Stored items
* * *

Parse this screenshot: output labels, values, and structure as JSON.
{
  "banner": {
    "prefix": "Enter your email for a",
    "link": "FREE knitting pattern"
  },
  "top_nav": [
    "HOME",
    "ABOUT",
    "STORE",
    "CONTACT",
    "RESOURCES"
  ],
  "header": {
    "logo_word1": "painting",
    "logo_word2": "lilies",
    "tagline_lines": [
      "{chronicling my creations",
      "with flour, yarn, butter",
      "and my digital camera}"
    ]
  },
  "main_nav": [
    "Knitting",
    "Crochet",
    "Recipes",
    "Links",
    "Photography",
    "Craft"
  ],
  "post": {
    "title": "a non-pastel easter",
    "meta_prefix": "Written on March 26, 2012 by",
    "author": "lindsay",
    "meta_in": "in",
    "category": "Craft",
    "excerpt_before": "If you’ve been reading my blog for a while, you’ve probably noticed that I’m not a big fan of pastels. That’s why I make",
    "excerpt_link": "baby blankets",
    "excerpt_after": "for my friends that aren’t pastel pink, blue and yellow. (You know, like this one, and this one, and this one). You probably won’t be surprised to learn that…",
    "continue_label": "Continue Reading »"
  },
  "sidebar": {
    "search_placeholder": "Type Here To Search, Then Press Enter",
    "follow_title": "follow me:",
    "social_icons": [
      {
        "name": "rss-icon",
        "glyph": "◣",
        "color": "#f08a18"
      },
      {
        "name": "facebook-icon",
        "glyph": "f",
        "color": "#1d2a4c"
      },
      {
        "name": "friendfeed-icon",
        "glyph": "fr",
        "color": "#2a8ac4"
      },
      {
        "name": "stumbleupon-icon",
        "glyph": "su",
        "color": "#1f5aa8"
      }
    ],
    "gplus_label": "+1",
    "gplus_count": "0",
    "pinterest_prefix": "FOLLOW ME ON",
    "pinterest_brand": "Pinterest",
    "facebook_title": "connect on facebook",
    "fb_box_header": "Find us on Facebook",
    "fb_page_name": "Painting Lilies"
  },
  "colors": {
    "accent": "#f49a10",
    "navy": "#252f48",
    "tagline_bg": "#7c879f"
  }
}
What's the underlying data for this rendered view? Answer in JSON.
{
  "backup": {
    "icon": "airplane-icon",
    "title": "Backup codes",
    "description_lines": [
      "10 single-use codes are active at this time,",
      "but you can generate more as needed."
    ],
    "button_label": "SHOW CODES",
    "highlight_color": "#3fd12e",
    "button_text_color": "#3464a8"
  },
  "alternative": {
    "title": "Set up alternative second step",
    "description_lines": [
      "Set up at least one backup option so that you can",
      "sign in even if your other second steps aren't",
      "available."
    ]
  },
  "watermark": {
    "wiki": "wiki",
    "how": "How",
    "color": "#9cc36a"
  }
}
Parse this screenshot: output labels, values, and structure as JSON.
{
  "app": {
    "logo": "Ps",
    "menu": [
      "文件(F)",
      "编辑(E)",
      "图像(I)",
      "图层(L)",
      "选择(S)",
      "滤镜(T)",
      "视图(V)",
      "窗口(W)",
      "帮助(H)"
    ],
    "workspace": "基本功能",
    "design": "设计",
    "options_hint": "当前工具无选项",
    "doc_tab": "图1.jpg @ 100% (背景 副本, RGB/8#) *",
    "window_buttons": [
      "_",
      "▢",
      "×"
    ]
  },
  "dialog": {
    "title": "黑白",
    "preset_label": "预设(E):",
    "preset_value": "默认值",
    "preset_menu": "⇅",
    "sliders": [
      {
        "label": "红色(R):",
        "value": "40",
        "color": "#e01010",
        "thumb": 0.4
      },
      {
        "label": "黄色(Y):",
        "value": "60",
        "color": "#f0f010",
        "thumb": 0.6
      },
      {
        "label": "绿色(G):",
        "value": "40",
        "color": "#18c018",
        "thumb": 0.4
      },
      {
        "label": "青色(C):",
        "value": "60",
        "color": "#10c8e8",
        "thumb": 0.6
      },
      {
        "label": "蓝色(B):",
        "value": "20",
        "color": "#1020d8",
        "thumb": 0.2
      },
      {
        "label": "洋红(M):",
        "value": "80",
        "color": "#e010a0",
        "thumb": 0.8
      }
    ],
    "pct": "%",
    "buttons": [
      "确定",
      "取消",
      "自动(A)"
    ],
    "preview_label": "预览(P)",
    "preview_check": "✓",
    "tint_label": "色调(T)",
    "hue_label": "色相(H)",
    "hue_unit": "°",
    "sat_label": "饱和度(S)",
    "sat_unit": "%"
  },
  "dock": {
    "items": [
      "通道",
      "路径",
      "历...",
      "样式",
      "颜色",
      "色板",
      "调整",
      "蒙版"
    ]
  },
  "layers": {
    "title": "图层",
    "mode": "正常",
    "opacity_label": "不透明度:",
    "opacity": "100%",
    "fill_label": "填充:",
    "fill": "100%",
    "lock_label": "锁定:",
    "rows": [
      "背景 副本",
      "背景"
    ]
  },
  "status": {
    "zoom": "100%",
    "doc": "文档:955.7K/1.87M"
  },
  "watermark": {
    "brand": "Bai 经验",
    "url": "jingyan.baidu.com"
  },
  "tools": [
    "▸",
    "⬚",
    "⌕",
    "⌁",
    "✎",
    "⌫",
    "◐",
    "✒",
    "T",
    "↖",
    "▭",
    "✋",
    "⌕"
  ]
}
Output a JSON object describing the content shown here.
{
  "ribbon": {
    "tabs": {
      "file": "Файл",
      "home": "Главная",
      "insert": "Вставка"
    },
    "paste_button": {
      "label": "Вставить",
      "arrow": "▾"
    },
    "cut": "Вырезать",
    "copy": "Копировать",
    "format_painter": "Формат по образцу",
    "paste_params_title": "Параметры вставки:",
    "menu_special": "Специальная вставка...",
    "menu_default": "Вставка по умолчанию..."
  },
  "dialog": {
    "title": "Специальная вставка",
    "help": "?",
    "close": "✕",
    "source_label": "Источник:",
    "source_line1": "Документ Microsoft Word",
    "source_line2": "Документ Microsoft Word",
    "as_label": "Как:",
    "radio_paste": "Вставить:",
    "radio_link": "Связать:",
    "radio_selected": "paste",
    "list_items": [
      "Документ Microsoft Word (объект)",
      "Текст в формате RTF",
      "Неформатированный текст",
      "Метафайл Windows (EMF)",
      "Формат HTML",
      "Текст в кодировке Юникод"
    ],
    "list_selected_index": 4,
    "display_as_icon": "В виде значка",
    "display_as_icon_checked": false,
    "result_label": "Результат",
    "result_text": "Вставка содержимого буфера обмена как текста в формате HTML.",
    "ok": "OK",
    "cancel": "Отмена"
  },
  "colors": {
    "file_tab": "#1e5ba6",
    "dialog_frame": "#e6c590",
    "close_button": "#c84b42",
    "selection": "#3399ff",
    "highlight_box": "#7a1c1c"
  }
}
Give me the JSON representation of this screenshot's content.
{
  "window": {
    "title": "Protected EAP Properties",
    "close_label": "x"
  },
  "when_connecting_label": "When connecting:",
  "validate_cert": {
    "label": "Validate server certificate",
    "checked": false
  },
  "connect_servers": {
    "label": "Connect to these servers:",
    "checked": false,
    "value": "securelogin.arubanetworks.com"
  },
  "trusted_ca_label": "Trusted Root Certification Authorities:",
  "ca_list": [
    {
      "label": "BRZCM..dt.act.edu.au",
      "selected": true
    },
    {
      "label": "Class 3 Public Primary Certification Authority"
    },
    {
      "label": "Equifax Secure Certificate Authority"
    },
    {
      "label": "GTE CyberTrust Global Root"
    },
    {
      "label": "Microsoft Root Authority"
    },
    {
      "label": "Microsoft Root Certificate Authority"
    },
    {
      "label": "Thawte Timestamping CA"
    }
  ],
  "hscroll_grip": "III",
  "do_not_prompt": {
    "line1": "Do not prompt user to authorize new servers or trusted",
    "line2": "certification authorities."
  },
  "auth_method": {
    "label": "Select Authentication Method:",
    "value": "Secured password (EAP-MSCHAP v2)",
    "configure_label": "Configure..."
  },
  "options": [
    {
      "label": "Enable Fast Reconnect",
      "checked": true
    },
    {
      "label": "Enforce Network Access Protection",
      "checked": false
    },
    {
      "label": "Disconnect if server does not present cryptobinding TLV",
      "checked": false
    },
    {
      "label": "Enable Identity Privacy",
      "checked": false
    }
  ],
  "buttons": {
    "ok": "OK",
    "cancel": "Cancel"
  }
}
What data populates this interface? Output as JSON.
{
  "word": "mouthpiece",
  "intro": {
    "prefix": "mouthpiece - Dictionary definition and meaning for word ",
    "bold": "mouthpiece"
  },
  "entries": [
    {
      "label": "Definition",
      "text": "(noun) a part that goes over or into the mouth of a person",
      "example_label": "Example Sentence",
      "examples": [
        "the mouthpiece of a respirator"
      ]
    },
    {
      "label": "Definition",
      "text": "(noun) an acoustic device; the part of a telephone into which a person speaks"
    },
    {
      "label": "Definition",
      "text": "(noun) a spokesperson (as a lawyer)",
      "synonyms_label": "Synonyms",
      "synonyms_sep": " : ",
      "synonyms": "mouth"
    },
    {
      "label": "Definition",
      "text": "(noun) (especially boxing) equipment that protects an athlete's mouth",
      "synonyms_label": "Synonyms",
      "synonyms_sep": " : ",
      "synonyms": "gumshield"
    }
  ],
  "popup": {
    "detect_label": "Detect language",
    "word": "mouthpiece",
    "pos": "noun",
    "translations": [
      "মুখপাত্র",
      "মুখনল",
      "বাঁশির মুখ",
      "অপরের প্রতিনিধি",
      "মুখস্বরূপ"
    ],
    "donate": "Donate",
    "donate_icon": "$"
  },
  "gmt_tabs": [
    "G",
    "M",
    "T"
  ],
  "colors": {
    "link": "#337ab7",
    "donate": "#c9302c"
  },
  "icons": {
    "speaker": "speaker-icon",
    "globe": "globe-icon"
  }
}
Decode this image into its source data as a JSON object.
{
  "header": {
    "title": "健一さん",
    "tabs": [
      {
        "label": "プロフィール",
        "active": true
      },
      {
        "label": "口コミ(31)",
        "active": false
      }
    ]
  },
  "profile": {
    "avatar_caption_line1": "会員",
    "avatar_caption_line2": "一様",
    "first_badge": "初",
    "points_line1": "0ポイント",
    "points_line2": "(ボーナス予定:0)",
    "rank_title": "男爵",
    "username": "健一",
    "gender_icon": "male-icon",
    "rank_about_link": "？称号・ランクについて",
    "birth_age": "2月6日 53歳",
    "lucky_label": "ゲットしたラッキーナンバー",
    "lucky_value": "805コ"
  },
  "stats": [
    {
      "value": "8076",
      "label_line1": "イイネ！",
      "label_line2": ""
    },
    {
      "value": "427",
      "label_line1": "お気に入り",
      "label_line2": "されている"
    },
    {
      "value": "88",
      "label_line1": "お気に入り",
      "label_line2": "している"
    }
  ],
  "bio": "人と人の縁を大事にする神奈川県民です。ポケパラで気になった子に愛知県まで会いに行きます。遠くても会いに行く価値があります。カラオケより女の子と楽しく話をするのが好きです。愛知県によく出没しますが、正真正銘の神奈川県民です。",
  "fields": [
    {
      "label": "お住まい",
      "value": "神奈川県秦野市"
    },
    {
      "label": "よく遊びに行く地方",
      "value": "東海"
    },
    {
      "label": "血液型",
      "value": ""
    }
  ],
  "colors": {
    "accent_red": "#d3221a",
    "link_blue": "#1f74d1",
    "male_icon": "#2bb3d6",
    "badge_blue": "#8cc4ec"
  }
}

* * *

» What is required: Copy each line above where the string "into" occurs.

» Expected answer:
      "text": "(noun) a part that goes over or into the mouth of a person",
      "text": "(noun) an acoustic device; the part of a telephone into which a person speaks"
Decode this image into its source data as a JSON object.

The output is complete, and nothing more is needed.